Input material Start Marker

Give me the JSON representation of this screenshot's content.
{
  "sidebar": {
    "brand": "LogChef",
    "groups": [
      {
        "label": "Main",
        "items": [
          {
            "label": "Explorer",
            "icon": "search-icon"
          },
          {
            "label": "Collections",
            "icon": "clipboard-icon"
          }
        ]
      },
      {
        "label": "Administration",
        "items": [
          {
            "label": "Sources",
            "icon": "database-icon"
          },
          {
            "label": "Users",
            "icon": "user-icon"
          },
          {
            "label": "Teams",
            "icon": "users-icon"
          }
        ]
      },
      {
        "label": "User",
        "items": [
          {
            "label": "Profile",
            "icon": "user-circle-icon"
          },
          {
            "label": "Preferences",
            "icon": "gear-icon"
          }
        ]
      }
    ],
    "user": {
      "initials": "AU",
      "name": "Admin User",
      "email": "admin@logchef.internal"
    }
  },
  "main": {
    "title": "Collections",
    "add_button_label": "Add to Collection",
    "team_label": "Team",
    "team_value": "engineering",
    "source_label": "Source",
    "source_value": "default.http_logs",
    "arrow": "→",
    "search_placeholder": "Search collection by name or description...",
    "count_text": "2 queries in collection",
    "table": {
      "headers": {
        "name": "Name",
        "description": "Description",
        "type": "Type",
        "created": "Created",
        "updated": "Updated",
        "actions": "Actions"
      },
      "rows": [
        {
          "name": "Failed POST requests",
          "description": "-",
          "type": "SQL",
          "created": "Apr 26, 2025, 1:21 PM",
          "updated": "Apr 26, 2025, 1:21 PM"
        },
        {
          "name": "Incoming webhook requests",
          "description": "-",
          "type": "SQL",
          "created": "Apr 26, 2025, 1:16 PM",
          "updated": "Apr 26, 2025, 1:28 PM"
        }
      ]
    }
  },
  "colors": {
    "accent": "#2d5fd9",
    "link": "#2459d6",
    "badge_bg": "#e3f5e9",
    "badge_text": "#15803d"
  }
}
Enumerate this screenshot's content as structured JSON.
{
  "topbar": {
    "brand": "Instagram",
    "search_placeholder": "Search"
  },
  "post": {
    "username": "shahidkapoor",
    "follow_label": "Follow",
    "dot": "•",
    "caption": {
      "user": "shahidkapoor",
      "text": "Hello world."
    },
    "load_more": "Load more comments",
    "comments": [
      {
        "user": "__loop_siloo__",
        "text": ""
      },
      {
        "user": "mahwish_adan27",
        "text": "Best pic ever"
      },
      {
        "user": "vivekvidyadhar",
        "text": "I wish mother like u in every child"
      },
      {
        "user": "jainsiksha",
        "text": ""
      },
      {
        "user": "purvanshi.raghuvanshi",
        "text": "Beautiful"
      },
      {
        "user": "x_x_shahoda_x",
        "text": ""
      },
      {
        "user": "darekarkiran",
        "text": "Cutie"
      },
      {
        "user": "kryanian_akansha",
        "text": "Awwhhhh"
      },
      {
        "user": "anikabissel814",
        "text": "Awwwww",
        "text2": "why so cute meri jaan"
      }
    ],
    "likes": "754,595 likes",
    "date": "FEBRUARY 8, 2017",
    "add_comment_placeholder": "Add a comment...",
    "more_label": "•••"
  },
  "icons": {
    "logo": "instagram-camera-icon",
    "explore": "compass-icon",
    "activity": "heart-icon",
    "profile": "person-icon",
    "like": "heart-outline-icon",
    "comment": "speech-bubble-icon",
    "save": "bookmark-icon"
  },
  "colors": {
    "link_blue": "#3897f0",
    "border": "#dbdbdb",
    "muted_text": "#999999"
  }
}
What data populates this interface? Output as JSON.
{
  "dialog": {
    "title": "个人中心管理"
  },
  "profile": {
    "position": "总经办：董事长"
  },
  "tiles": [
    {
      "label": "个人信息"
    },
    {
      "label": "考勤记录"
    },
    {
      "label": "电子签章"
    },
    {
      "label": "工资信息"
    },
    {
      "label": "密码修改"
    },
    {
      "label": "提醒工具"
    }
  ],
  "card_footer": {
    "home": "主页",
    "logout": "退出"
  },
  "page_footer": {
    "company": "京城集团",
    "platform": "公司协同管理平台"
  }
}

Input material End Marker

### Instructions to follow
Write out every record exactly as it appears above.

### Your response
Give me the JSON representation of this screenshot's content.
{
  "sidebar": {
    "brand": "LogChef",
    "groups": [
      {
        "label": "Main",
        "items": [
          {
            "label": "Explorer",
            "icon": "search-icon"
          },
          {
            "label": "Collections",
            "icon": "clipboard-icon"
          }
        ]
      },
      {
        "label": "Administration",
        "items": [
          {
            "label": "Sources",
            "icon": "database-icon"
          },
          {
            "label": "Users",
            "icon": "user-icon"
          },
          {
            "label": "Teams",
            "icon": "users-icon"
          }
        ]
      },
      {
        "label": "User",
        "items": [
          {
            "label": "Profile",
            "icon": "user-circle-icon"
          },
          {
            "label": "Preferences",
            "icon": "gear-icon"
          }
        ]
      }
    ],
    "user": {
      "initials": "AU",
      "name": "Admin User",
      "email": "admin@logchef.internal"
    }
  },
  "main": {
    "title": "Collections",
    "add_button_label": "Add to Collection",
    "team_label": "Team",
    "team_value": "engineering",
    "source_label": "Source",
    "source_value": "default.http_logs",
    "arrow": "→",
    "search_placeholder": "Search collection by name or description...",
    "count_text": "2 queries in collection",
    "table": {
      "headers": {
        "name": "Name",
        "description": "Description",
        "type": "Type",
        "created": "Created",
        "updated": "Updated",
        "actions": "Actions"
      },
      "rows": [
        {
          "name": "Failed POST requests",
          "description": "-",
          "type": "SQL",
          "created": "Apr 26, 2025, 1:21 PM",
          "updated": "Apr 26, 2025, 1:21 PM"
        },
        {
          "name": "Incoming webhook requests",
          "description": "-",
          "type": "SQL",
          "created": "Apr 26, 2025, 1:16 PM",
          "updated": "Apr 26, 2025, 1:28 PM"
        }
      ]
    }
  },
  "colors": {
    "accent": "#2d5fd9",
    "link": "#2459d6",
    "badge_bg": "#e3f5e9",
    "badge_text": "#15803d"
  }
}
Enumerate this screenshot's content as structured JSON.
{
  "topbar": {
    "brand": "Instagram",
    "search_placeholder": "Search"
  },
  "post": {
    "username": "shahidkapoor",
    "follow_label": "Follow",
    "dot": "•",
    "caption": {
      "user": "shahidkapoor",
      "text": "Hello world."
    },
    "load_more": "Load more comments",
    "comments": [
      {
        "user": "__loop_siloo__",
        "text": ""
      },
      {
        "user": "mahwish_adan27",
        "text": "Best pic ever"
      },
      {
        "user": "vivekvidyadhar",
        "text": "I wish mother like u in every child"
      },
      {
        "user": "jainsiksha",
        "text": ""
      },
      {
        "user": "purvanshi.raghuvanshi",
        "text": "Beautiful"
      },
      {
        "user": "x_x_shahoda_x",
        "text": ""
      },
      {
        "user": "darekarkiran",
        "text": "Cutie"
      },
      {
        "user": "kryanian_akansha",
        "text": "Awwhhhh"
      },
      {
        "user": "anikabissel814",
        "text": "Awwwww",
        "text2": "why so cute meri jaan"
      }
    ],
    "likes": "754,595 likes",
    "date": "FEBRUARY 8, 2017",
    "add_comment_placeholder": "Add a comment...",
    "more_label": "•••"
  },
  "icons": {
    "logo": "instagram-camera-icon",
    "explore": "compass-icon",
    "activity": "heart-icon",
    "profile": "person-icon",
    "like": "heart-outline-icon",
    "comment": "speech-bubble-icon",
    "save": "bookmark-icon"
  },
  "colors": {
    "link_blue": "#3897f0",
    "border": "#dbdbdb",
    "muted_text": "#999999"
  }
}
What data populates this interface? Output as JSON.
{
  "dialog": {
    "title": "个人中心管理"
  },
  "profile": {
    "position": "总经办：董事长"
  },
  "tiles": [
    {
      "label": "个人信息"
    },
    {
      "label": "考勤记录"
    },
    {
      "label": "电子签章"
    },
    {
      "label": "工资信息"
    },
    {
      "label": "密码修改"
    },
    {
      "label": "提醒工具"
    }
  ],
  "card_footer": {
    "home": "主页",
    "logout": "退出"
  },
  "page_footer": {
    "company": "京城集团",
    "platform": "公司协同管理平台"
  }
}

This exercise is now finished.